Welcome to another episode of Lacrosse History. Today, we’re talking about the Presidents Cup.
My name is Justin Skaggs and I’m a wood lacrosse stick maker here in Philadelphia. Part of being a good lacrosse stick maker is understanding the history of this game. So, I decided to do this project as part of my research into the understanding of lacrosse history, and I wanted to bring that to you guys so that you could learn it along with me.
A lot of people in the United States don’t know about box lacrosse in general, let alone the four major cups. If you guys would like a general overview, we do have another video. Make sure you check that out. Today, we’re going to focus on Senior B Lacrosse, which is the Presidents Cup.
As explained in other videos, Senior A and Senior B both have a lot of talent. There are professional NLL players playing in Senior B, which may be counter-intuitive to what you may assume, where you might think that Senior B has a lesser quality of player.
That’s not the case. Although there are more general teams of amateurs in Senior B that you won’t find in Senior A. But it is a mixed bag and there is a lot of talent playing for the Presidents Cup.
There are eight separate leagues that fight over the Presidents Cup. They are as follows:
- Can-Am Senior B Lacrosse League (Can-Am)
- OLA Senior B Lacrosse League (OSBLL)
- Prairie Gold Lacrosse League (PGLL)
- Quebec Senior Lacrosse League (QSLL)

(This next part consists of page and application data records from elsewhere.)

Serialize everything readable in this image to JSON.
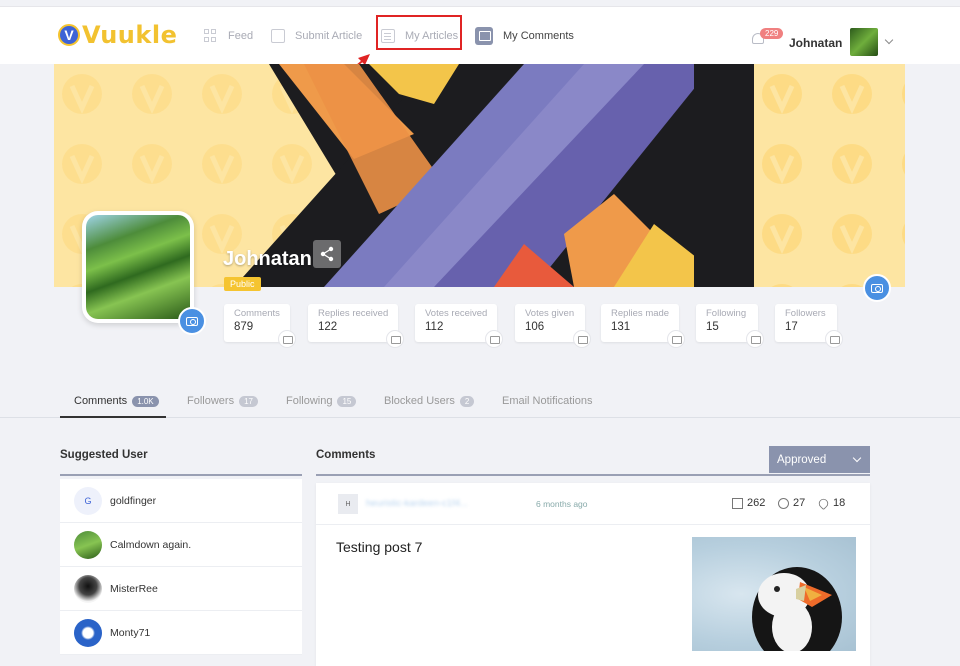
{
  "brand": {
    "logo_letter": "V",
    "logo_text": "Vuukle"
  },
  "nav": {
    "feed": "Feed",
    "submit_article": "Submit Article",
    "my_articles": "My Articles",
    "my_comments": "My Comments"
  },
  "header": {
    "notification_count": "229",
    "user_name": "Johnatan"
  },
  "profile": {
    "name": "Johnatan",
    "visibility": "Public"
  },
  "stats": [
    {
      "label": "Comments",
      "value": "879"
    },
    {
      "label": "Replies received",
      "value": "122"
    },
    {
      "label": "Votes received",
      "value": "112"
    },
    {
      "label": "Votes given",
      "value": "106"
    },
    {
      "label": "Replies made",
      "value": "131"
    },
    {
      "label": "Following",
      "value": "15"
    },
    {
      "label": "Followers",
      "value": "17"
    }
  ],
  "tabs": [
    {
      "label": "Comments",
      "count": "1.0K"
    },
    {
      "label": "Followers",
      "count": "17"
    },
    {
      "label": "Following",
      "count": "15"
    },
    {
      "label": "Blocked Users",
      "count": "2"
    },
    {
      "label": "Email Notifications",
      "count": ""
    }
  ],
  "suggested": {
    "title": "Suggested User",
    "users": [
      {
        "name": "goldfinger",
        "initial": "G"
      },
      {
        "name": "Calmdown again.",
        "initial": ""
      },
      {
        "name": "MisterRee",
        "initial": ""
      },
      {
        "name": "Monty71",
        "initial": ""
      }
    ]
  },
  "comments": {
    "title": "Comments",
    "filter": "Approved",
    "card": {
      "avatar_initial": "H",
      "user": "heuristic-kardeen-c1f4...",
      "time": "6 months ago",
      "replies": "262",
      "reactions": "27",
      "likes": "18",
      "post_title": "Testing post 7"
    }
  },
  "colors": {
    "accent": "#8a93ad",
    "brand_yellow": "#f2c230",
    "highlight": "#e02424"
  }
}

- Nova Scotia Senior Lacrosse League (NSSLL)
- Rocky Mountain Lacrosse League (RMLL)
- Three Nations Senior Lacrosse League (TNSLL)
- West Coast Senior Lacrosse Association (WCSLA)
There are actually three separate Presidents Cups trophies because there were multiple iterations over the years. We’ll go over all of those now:
The first one was in 1964, when this was actually for all senior teams. That got split up with the Mann Cup, which is actually our older episode that we just released on this subject. You guys can go check that out. But there was a time when they realized that they needed to split these two awards and two tournaments into two separate games. The original trophy was called the Castor Oil Presidents Cup, and that went from 1964 to 1971. In 1971, it was donated to the Canadian Lacrosse Hall of Fame, and we got our second trophy.
The second trophy went from 1972 to 1995 when it also was retired. Now, while the first trophy was put in a museum, the second trophy was put in storage and forgotten about until 2016 when the CLA made a phone call to locate the whereabouts of the trophy, and it was found and put on display.
The third and most current trophy was actually donated by the Iroquois Lacrosse Association with a very kind inscription for Frank Roundpoint. The Presidents Cup offers an amazing final tournament, in the sense that all these leagues need to come and play for the Presidents Cup. August 21st to September 1st, the Kahnawake Mohawks are going to host the 2019 tournament. You can follow this awesome tournament on LaxAllStars.com, which, in all likelihood, is where you’re watching this video in the first place.
I hope you enjoyed this episode of Lacrosse History. We’re going to cover the final two major cups of the Canadian Lacrosse Association next.
As always, I’m Justin Skaggs, take care. Keep Laxin’.